The mediocre teacher tells. The good teacher explains. The superior teacher demonstrates.


#9 britechguy

britechguy

    Been there, done that, got the T-shirt


  • Moderator
  • 6,845 posts
  • OFFLINE
  •  
  • Gender:Male
  • Location:Staunton, VA
  • Local time:01:37 AM

Posted 26 November 2017 - 09:58 AM

I am going to say several things that are slightly contradictory, yet also highly congruent, to what's already been said.

 

It's great if you get in the habit of doing a date driven full system image backup, and there's nothing wrong with that, but it really can be overkill. Ranchhand_ has already deftly identified what I refer to as trigger events for doing a full system image backup.  Any time you've expended significant effort in installing software or customizing the configuration of your machine to suit you, you should immediately do a full system image backup.  Each and every time a Windows 10 full feature update (or its equivalent on other versions of Windows or other OSes) occurs you should do a full system image update.  You can train yourself to recognize when changes to your system have occurred that would "make me want to rend my clothing and tear my hair out" were one to have to do the work involved with them again.  That's my personal metric for when a full system image backup is needed, and there have been occasions when I'm very actively making major changes to a machine that this has been several times in one week.  System image backups are specific to a single machine, so you must take them for each machine.

 

If you are using Windows 10, you should definitely have File History set to ON to protect your user data files.  I prefer a constant user data backup regimen such as using File History or the Smart Backup feature of EaseUS Todo Backup over system images for the purpose of backing up, well, user data.  No matter how long ago your system image may have been taken, at least all of the files you have created, uploaded, downloaded, etc., will be backed up - and using either of these techniques without your even thinking about it or doing anything other than turning the function on - far more frequently than system images taken once every two weeks.  They also make selective recovery of deleted (or otherwise damaged or screwed-up) files very, very easy.

 

As much as I like Macrium Reflect Free, and I do, I find that it's interface is far from user friendly for the "less geeky" among us.  That's why I recommend that folks take a look at EaseUS Todo Backup Free and AOMEI Backupper, with the former being my favorite because of the simplicity of the user interface.

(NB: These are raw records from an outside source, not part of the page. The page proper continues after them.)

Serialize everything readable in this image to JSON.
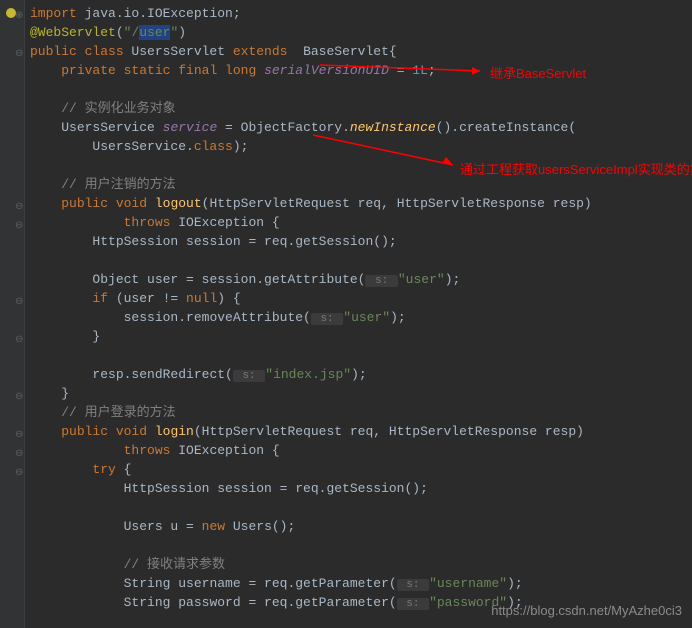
{
  "code": {
    "line1_keyword": "import ",
    "line1_pkg": "java.io.IOException",
    "line1_semi": ";",
    "line2_anno": "@WebServlet",
    "line2_paren": "(",
    "line2_str1": "\"/",
    "line2_str2": "user",
    "line2_str3": "\"",
    "line2_paren2": ")",
    "line3_public": "public class ",
    "line3_class": "UsersServlet ",
    "line3_extends": "extends  ",
    "line3_base": "BaseServlet{",
    "line4_modifiers": "private static final long ",
    "line4_field": "serialVersionUID",
    "line4_eq": " = ",
    "line4_val": "1L",
    "line4_semi": ";",
    "line6_comment": "// 实例化业务对象",
    "line7_type": "UsersService ",
    "line7_field": "service",
    "line7_eq": " = ObjectFactory.",
    "line7_method": "newInstance",
    "line7_rest": "().createInstance(",
    "line8_indent": "        UsersService.",
    "line8_class": "class",
    "line8_end": ");",
    "line10_comment": "// 用户注销的方法",
    "line11_public": "public void ",
    "line11_method": "logout",
    "line11_params": "(HttpServletRequest req, HttpServletResponse resp)",
    "line12_throws": "throws ",
    "line12_exc": "IOException {",
    "line13_type": "HttpSession session = req.getSession();",
    "line15_obj": "Object user = session.getAttribute(",
    "line15_hint": " s: ",
    "line15_str": "\"user\"",
    "line15_end": ");",
    "line16_if": "if ",
    "line16_cond": "(user != ",
    "line16_null": "null",
    "line16_brace": ") {",
    "line17_call": "session.removeAttribute(",
    "line17_hint": " s: ",
    "line17_str": "\"user\"",
    "line17_end": ");",
    "line18_brace": "}",
    "line20_resp": "resp.sendRedirect(",
    "line20_hint": " s: ",
    "line20_str": "\"index.jsp\"",
    "line20_end": ");",
    "line21_brace": "}",
    "line22_comment": "// 用户登录的方法",
    "line23_public": "public void ",
    "line23_method": "login",
    "line23_params": "(HttpServletRequest req, HttpServletResponse resp)",
    "line24_throws": "throws ",
    "line24_exc": "IOException {",
    "line25_try": "try ",
    "line25_brace": "{",
    "line26_sess": "HttpSession session = req.getSession();",
    "line28_users": "Users u = ",
    "line28_new": "new ",
    "line28_ctor": "Users();",
    "line30_comment": "// 接收请求参数",
    "line31_str": "String username = req.getParameter(",
    "line31_hint": " s: ",
    "line31_val": "\"username\"",
    "line31_end": ");",
    "line32_str": "String password = req.getParameter(",
    "line32_hint": " s: ",
    "line32_val": "\"password\"",
    "line32_end": ");"
  },
  "annotations": {
    "a1": "继承BaseServlet",
    "a2": "通过工程获取usersServiceImpl实现类的实例对象"
  },
  "watermark": "https://blog.csdn.net/MyAzhe0ci3"
}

Edited by britechguy, 26 November 2017 - 09:59 AM.

Brian  AKA  Bri the Tech Guy (my website address is in my profile) Windows 10 Home, 64-bit, Version 1709, Build 16299

       

    Here is a test to find out whether your mission in life is complete.  If you’re alive, it isn’t.
             ~ Lauren Bacall
              

 





0 user(s) are reading this topic

0 members, 0 guests, 0 anonymous users